Caritas Australia says Foreign Aid is Money Well Spent

Mercy Works Partners in PNG

Media Release, 8 May, 2013

CARITAS Australia, the international aid and development organisation of the Catholic Church, has backed a letter from Australia’s business leaders, calling for the Prime Minister and Opposition leader to strengthen their commitment to international aid.

On the eve of the Prime Minister’s planned visit to Papua New Guinea (PNG), Caritas CEO Jack de Groot said foreign aid saves lives and makes a huge difference, particularly in the Pacific region.

PNG is one of the largest recipients of Australian foreign aid money, receiving over $490 million in the 2012/13 budget.

“Countries in the Pacific are our nearest neighbours and we share a history and partnerships. Supporting countries such as PNG with foreign aid is not only the right thing to do, it’s in our best interests as a nation,” Mr de Groot said.

“PNG is an emerging economy and an important player within the Pacific region, but many challenges remain such as poverty and unemployment, HIV/AIDS, substance abuse, high child and maternal mortality rates, law and order issues and low rates of children accessing education.”

Caritas Australia runs programs in education, health, vocational training and HIV/AIDS in PNG, as well as dozens of programs across the Pacific. Caritas Australia works in partnership with local communities in 35 countries throughout Africa, Asia, Latin America, Indigenous Australia and the Pacific.

“In PNG this money is saving lives and creating opportunities for many of the poorest of the poor,” Mr de Groot said.

“The vast majority of people in PNG live in remote and rural areas and in these places the Catholic Church can provide more than two thirds of all health services.

“PNG also has the highest incidence of HIV in the Pacific region. It’s estimated to affect just under 1 percent of the population, that’s approximately 54,000 people.

“Our programs in PNG, supported through foreign aid, reflect a proactive approach to tackling the spread of HIV/AIDS by addressing the issue of sexually transmitted infections (STIs) and these programs are saving lives and contributing to a better standard of living for many.”

Mr de Groot urged political leaders not to turn their backs on the poorest of the poor by cutting aid in the upcoming budget. He welcomed the recent OECD report which gave Australia’s five billion dollar aid program the tick of approval.

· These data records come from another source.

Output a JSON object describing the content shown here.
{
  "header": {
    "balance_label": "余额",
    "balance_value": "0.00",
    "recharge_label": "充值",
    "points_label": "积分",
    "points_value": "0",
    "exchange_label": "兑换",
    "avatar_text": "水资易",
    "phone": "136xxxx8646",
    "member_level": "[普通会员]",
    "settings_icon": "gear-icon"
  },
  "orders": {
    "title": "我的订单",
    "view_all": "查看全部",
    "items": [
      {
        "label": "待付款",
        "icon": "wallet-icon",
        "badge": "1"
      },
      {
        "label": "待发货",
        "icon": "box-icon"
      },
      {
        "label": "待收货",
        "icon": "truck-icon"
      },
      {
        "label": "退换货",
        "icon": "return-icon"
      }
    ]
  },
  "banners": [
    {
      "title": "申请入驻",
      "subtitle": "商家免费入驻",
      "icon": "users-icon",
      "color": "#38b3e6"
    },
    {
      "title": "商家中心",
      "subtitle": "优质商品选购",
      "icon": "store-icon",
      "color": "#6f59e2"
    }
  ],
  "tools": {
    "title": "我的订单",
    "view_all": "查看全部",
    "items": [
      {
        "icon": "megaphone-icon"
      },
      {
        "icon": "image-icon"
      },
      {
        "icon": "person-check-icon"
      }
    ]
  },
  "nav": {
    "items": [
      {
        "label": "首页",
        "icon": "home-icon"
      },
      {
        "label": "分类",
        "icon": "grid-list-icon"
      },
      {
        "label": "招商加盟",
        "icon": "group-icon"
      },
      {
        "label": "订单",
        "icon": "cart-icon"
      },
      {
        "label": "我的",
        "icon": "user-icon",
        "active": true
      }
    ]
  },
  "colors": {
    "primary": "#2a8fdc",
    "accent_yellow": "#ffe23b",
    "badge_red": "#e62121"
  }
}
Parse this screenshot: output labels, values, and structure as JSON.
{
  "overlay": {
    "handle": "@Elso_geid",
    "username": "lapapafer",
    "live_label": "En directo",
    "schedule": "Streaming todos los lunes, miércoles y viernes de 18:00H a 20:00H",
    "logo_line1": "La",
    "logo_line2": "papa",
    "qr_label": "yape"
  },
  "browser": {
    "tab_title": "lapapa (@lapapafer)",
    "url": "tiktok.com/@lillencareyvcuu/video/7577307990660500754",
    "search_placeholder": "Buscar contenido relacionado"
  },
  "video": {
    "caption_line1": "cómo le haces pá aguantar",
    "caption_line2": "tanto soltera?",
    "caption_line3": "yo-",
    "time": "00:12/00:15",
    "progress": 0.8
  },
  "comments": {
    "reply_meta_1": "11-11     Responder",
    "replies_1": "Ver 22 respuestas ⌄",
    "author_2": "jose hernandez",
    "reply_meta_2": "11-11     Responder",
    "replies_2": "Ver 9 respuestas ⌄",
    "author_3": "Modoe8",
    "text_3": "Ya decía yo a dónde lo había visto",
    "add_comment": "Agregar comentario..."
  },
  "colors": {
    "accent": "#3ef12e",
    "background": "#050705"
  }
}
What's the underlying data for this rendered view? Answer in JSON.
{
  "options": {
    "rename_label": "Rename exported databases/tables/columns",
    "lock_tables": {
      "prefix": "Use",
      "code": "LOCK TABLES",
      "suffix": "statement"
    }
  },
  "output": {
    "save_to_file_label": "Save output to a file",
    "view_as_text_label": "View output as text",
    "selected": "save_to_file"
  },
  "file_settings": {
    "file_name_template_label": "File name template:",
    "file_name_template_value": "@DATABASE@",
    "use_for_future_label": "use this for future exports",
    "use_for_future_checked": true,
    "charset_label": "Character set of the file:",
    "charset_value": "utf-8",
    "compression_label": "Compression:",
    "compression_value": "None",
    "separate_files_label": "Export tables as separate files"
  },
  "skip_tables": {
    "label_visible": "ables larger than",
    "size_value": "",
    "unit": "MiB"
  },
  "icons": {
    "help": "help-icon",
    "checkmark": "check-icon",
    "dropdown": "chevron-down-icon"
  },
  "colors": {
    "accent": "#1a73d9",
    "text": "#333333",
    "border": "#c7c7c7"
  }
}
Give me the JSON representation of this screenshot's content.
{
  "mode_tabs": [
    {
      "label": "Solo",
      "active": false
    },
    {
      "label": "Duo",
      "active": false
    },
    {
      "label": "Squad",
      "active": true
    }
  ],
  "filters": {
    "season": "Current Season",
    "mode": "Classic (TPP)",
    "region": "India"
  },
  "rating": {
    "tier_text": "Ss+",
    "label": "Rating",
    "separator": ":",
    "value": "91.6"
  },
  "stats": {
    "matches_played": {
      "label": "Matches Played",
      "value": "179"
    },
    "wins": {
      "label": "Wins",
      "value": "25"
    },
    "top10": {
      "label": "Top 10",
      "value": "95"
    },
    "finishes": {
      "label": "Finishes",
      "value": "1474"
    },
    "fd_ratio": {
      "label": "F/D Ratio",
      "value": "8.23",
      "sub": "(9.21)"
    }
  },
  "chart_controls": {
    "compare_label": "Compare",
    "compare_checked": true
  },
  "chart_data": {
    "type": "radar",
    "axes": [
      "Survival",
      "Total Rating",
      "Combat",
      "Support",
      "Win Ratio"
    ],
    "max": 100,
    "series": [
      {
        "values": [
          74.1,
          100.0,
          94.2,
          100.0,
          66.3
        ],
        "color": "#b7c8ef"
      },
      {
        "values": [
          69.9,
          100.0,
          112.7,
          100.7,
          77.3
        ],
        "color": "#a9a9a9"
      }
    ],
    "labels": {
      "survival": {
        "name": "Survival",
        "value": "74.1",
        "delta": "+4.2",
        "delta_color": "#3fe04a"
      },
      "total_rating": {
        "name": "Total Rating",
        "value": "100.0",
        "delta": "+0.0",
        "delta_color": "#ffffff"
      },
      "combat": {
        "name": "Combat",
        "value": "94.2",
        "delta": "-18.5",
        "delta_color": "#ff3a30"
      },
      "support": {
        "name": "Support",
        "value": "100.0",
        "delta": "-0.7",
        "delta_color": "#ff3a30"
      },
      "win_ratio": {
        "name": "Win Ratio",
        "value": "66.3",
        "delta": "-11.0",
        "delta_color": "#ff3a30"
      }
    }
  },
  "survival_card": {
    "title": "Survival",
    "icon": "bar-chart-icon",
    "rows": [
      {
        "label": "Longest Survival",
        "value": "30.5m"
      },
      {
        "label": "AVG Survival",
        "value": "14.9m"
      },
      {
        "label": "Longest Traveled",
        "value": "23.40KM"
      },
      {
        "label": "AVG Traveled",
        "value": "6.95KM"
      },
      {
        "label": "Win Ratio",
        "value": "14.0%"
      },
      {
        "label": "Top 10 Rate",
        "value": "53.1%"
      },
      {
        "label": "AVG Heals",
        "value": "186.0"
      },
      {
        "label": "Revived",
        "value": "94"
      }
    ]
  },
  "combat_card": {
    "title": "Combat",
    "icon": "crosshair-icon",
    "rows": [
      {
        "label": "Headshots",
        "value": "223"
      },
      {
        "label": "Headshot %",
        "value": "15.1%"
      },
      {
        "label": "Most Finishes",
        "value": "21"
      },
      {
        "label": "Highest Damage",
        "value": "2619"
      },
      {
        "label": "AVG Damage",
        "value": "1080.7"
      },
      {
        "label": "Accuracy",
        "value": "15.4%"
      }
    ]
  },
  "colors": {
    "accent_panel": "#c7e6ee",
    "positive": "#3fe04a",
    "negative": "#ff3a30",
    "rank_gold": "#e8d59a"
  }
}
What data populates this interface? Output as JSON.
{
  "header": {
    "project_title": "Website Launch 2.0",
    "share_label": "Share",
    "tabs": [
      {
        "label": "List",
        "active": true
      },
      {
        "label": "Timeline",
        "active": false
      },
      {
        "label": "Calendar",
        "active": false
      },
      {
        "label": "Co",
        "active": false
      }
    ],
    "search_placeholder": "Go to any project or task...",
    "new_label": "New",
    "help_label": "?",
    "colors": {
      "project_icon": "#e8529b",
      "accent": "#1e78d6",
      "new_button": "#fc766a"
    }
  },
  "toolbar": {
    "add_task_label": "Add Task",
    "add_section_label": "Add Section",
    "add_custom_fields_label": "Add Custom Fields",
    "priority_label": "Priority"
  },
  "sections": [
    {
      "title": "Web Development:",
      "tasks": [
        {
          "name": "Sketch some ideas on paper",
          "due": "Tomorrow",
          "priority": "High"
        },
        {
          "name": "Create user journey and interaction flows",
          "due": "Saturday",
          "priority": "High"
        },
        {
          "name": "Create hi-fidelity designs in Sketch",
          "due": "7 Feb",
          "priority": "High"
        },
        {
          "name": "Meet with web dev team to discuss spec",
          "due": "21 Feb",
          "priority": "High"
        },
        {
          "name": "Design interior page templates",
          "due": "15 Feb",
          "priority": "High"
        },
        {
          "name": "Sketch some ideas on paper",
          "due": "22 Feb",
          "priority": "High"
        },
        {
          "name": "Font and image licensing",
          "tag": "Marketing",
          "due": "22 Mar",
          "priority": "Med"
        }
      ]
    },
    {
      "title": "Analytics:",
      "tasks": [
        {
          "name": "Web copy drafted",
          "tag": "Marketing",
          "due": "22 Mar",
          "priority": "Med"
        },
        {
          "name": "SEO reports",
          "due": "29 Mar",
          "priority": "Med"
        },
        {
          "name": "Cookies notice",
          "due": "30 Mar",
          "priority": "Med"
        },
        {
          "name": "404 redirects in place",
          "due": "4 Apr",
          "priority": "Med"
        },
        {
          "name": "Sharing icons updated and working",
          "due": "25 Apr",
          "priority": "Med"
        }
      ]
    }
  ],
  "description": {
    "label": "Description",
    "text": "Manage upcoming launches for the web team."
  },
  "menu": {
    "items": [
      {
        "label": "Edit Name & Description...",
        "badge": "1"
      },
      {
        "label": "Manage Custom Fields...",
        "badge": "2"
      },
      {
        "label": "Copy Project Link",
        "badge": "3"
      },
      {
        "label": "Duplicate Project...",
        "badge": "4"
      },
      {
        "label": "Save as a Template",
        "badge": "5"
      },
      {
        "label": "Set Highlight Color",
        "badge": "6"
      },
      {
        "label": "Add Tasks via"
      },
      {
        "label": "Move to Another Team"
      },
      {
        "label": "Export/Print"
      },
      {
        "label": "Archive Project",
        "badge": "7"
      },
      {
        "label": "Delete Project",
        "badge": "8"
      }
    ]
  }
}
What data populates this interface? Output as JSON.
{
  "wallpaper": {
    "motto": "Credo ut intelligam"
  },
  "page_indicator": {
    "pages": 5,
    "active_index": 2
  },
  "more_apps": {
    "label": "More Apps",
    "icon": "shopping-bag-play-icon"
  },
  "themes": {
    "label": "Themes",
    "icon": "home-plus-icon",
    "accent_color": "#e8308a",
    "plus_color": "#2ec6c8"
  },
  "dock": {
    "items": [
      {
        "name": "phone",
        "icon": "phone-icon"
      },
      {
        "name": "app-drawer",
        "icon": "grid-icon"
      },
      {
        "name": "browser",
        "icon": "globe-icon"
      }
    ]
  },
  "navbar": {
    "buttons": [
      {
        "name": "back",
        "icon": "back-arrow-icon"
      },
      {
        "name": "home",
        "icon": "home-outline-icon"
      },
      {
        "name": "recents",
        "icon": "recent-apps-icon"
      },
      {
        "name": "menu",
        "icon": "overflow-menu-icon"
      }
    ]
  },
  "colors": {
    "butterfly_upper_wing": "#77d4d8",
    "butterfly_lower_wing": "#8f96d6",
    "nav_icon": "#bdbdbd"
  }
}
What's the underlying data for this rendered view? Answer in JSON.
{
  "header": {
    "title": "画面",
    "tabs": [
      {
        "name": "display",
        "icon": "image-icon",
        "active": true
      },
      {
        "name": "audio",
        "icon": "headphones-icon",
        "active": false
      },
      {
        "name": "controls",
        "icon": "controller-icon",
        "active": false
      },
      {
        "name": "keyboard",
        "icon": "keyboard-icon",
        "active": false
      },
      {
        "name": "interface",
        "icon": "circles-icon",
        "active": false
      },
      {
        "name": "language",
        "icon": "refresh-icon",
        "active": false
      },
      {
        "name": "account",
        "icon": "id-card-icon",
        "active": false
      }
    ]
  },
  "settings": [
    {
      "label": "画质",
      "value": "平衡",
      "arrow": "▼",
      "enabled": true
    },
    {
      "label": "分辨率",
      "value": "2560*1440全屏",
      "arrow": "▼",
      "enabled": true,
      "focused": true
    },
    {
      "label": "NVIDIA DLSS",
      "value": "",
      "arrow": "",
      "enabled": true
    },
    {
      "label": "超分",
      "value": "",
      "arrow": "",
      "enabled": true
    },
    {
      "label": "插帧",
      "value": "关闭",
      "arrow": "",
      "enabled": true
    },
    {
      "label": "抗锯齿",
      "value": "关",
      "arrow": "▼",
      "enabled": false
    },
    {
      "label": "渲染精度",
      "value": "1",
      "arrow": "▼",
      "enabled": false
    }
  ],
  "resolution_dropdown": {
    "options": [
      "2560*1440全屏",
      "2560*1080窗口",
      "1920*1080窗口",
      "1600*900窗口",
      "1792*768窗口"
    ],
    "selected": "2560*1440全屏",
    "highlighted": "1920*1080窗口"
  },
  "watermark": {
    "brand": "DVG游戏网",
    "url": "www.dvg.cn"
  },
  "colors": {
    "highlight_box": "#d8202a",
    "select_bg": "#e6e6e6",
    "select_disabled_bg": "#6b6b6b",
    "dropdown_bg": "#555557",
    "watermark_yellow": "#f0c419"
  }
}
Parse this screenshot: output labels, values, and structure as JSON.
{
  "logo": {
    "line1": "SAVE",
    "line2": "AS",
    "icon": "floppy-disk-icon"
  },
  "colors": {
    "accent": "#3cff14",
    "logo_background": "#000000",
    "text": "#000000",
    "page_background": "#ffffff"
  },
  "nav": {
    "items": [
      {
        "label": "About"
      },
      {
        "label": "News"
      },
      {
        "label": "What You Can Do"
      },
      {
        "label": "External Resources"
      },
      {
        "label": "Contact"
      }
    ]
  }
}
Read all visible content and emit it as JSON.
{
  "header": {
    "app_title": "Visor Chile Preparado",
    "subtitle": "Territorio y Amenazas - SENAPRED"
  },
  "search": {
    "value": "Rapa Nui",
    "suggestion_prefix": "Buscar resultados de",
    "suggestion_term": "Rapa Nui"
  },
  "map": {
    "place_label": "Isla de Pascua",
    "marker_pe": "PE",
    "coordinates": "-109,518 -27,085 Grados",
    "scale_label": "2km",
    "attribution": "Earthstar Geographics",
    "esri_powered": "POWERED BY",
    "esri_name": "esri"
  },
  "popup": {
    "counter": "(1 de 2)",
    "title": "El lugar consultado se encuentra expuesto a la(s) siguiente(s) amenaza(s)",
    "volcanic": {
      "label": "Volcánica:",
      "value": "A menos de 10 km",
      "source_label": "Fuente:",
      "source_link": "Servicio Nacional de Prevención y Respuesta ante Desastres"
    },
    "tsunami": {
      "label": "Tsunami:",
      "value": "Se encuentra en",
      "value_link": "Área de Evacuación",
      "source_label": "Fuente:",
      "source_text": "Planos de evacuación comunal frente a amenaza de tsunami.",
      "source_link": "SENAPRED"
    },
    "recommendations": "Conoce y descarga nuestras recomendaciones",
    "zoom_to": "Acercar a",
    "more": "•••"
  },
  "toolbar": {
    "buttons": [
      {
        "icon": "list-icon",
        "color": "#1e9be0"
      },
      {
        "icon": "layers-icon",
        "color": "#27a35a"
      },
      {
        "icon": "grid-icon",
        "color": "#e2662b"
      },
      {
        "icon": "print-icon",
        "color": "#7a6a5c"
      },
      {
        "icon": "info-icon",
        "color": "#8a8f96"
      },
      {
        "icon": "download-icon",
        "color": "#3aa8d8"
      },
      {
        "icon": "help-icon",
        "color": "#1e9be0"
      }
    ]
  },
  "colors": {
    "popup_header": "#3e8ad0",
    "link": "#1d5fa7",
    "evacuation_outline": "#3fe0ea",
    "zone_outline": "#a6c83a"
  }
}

“Our aid money is money well spent. We want to make sure the government and opposition stick to their commitments to foreign aid, so that we can continue to support and empower the world’s poorest to be the architects of their own development,” Mr de Groot said.

More information – What Australian aid money has achieved in PNG (source: AusAID)

• Provided 10,494 adults and children with lifesaving HIV treatment, including to 28 per cent of HIV positive mothers.
• Funded the abolition of school fees for first three grades of basic education in 2010 and 2011, enabling more than 535,000 children to get free education.
• Helped vaccinate more than 170-thousand children against measles and more than 72,000 people to find out their HIV status.
• Supported increased basic education (grade 8) completion rates, with an increase from 41.1 per cent in 2007 to 57.5 per cent in 2010.
• Supported an additional 29,681 children enrolled in basic education in 2011, compared to 2010.
• By 2011 trained and employed 700 female village court magistrates by 2011, up from 10 in 2004.
• Gave 1,500 young people ‘at risk’ access to community service in return for training or work placements in 2010.

Jack de Groot is available for interviews.
Media contact: Nicole Clements – 0408 869 833 or